◆ What you will do
Look through the listing below, and wherever a line has the string "Microsoft", pull it out.

◆ Study material
>>>

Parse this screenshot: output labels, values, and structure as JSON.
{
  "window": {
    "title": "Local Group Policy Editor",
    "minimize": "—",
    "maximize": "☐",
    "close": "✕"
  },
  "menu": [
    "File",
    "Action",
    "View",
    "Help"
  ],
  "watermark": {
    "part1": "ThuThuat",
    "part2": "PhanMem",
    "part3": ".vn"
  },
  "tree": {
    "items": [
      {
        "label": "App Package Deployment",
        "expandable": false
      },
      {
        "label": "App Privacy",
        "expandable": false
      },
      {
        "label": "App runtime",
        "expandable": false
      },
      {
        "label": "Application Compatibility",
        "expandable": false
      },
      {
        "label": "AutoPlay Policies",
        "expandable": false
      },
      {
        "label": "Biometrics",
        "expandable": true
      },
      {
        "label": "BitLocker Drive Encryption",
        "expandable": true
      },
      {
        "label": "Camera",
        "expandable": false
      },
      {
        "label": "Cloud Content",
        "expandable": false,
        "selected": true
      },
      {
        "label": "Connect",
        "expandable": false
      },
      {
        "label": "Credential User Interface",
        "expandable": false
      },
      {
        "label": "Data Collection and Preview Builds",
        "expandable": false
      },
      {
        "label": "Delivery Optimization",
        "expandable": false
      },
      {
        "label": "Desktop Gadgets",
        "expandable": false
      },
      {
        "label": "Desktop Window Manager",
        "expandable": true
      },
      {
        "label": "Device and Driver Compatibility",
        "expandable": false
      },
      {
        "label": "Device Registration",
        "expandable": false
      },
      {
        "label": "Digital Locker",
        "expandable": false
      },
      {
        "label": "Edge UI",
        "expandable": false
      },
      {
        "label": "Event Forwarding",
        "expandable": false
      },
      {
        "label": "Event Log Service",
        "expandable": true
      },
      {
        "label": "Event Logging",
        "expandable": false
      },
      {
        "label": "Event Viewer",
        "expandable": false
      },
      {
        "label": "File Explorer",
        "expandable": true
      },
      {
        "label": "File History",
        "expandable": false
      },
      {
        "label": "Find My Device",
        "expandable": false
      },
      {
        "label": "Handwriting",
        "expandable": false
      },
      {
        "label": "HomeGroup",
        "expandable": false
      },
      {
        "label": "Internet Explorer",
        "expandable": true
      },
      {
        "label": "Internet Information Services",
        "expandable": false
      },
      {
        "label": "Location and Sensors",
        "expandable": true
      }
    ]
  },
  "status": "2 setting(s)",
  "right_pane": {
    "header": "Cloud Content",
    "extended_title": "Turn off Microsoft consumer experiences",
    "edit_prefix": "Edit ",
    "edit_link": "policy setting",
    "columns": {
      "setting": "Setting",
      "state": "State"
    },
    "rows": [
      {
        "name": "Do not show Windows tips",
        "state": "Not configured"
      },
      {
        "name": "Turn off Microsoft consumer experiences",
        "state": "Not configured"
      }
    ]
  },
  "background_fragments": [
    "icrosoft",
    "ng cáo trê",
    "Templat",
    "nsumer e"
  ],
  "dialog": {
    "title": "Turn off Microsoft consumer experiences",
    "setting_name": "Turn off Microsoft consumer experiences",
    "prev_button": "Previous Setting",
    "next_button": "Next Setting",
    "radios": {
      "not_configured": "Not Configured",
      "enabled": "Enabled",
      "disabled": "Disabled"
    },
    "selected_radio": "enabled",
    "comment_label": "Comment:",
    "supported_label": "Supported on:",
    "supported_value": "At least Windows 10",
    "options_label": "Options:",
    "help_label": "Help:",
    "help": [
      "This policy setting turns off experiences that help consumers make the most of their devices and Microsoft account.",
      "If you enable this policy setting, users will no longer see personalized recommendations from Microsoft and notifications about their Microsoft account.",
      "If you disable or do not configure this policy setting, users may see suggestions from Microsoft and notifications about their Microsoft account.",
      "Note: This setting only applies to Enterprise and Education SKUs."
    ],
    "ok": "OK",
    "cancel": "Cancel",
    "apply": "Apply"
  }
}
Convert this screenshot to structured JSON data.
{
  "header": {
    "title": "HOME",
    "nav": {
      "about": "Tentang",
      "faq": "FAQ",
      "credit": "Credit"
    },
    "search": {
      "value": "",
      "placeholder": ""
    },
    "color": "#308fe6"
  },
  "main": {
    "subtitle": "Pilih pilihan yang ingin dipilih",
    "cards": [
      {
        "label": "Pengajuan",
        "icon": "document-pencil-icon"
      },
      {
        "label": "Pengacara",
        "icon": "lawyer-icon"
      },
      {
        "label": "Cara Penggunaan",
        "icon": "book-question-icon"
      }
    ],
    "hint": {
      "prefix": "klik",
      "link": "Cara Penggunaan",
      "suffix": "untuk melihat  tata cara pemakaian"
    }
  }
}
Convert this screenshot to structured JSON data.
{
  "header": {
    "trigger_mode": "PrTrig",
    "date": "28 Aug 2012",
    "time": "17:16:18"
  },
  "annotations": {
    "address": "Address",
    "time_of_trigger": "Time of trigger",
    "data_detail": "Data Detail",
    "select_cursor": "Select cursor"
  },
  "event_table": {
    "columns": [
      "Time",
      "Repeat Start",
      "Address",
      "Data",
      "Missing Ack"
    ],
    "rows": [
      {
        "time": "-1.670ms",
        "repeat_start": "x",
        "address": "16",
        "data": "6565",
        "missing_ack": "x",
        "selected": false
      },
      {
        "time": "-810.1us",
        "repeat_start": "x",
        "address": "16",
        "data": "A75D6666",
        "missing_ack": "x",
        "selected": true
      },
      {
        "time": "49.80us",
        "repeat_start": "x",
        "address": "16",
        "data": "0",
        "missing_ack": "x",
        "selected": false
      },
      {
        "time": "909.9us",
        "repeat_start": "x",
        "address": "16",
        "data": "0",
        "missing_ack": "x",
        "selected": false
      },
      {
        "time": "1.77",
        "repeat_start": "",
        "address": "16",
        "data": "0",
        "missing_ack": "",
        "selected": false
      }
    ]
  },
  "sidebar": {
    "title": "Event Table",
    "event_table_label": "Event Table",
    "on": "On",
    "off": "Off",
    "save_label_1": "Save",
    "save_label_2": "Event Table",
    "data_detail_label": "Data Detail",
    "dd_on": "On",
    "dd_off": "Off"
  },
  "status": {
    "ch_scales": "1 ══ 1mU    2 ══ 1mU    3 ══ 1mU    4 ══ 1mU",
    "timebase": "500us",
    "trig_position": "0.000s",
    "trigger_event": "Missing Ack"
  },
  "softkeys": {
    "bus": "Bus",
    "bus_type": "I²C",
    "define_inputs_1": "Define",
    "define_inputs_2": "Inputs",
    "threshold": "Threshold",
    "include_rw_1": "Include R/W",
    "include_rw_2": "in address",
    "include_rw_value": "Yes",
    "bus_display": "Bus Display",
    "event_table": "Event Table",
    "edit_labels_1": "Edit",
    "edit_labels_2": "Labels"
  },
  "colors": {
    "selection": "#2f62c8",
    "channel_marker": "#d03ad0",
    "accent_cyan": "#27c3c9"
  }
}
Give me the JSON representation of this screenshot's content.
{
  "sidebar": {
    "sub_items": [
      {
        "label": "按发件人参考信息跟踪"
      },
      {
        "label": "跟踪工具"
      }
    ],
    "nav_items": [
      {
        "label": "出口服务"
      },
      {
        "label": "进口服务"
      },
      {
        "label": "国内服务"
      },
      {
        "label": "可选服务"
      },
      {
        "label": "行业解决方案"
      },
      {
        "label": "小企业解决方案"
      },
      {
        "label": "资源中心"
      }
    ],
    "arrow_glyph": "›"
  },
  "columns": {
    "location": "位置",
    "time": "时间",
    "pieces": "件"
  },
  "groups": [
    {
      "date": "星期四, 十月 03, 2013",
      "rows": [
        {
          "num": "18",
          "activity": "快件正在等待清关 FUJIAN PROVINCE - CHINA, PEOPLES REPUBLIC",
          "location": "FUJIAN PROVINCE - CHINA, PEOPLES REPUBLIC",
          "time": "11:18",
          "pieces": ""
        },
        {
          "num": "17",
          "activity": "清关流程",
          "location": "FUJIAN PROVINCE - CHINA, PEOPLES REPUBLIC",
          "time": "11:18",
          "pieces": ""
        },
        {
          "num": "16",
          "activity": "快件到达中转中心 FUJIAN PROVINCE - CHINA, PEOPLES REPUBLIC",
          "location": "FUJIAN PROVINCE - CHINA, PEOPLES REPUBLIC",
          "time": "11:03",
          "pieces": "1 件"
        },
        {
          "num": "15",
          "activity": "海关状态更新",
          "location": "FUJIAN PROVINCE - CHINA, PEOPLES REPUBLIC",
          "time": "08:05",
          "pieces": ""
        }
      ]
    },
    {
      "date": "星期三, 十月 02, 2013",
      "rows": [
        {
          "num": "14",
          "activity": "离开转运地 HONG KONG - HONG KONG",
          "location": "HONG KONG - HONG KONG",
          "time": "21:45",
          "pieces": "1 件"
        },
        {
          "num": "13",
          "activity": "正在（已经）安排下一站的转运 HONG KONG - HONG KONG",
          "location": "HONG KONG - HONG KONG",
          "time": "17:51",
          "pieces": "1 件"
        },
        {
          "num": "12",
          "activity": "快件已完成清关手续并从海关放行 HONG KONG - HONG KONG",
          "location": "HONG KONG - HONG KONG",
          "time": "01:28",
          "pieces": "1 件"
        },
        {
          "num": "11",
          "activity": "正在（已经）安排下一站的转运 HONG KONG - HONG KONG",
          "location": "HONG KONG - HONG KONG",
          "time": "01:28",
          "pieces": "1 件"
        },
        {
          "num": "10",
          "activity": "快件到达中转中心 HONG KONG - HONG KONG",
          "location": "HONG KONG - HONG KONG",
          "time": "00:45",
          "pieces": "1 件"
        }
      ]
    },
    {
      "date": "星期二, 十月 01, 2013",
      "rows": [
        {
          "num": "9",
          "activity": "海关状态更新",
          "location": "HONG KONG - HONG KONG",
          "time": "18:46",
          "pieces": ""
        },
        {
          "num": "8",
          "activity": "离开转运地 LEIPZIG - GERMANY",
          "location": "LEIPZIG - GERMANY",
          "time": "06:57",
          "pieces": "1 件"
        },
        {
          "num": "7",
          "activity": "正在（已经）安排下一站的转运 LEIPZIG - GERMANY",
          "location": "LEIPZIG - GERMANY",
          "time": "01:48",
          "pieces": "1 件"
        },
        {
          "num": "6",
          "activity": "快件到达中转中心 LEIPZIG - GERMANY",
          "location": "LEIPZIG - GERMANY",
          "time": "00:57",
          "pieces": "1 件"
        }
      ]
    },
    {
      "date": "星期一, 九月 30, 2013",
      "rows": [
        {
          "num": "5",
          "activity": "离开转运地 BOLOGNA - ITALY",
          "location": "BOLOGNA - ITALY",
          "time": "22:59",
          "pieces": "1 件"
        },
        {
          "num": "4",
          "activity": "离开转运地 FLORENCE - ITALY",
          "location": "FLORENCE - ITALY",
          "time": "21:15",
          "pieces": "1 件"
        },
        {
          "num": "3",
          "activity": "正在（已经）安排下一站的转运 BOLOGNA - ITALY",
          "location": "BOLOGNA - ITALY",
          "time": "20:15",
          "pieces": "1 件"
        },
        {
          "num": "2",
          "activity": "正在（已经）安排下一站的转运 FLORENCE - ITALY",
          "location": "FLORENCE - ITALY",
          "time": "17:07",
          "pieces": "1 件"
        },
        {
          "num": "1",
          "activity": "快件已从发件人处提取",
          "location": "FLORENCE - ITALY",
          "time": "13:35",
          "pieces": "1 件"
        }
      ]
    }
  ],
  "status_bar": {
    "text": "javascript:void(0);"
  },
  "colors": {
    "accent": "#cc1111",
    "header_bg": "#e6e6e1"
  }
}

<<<

◆ Task answer
    "extended_title": "Turn off Microsoft consumer experiences",
        "name": "Turn off Microsoft consumer experiences",
    "title": "Turn off Microsoft consumer experiences",
    "setting_name": "Turn off Microsoft consumer experiences",
      "This policy setting turns off experiences that help consumers make the most of their devices and Microsoft account.",
      "If you enable this policy setting, users will no longer see personalized recommendations from Microsoft and notifications about their Microsoft account.",
      "If you disable or do not configure this policy setting, users may see suggestions from Microsoft and notifications about their Microsoft account.",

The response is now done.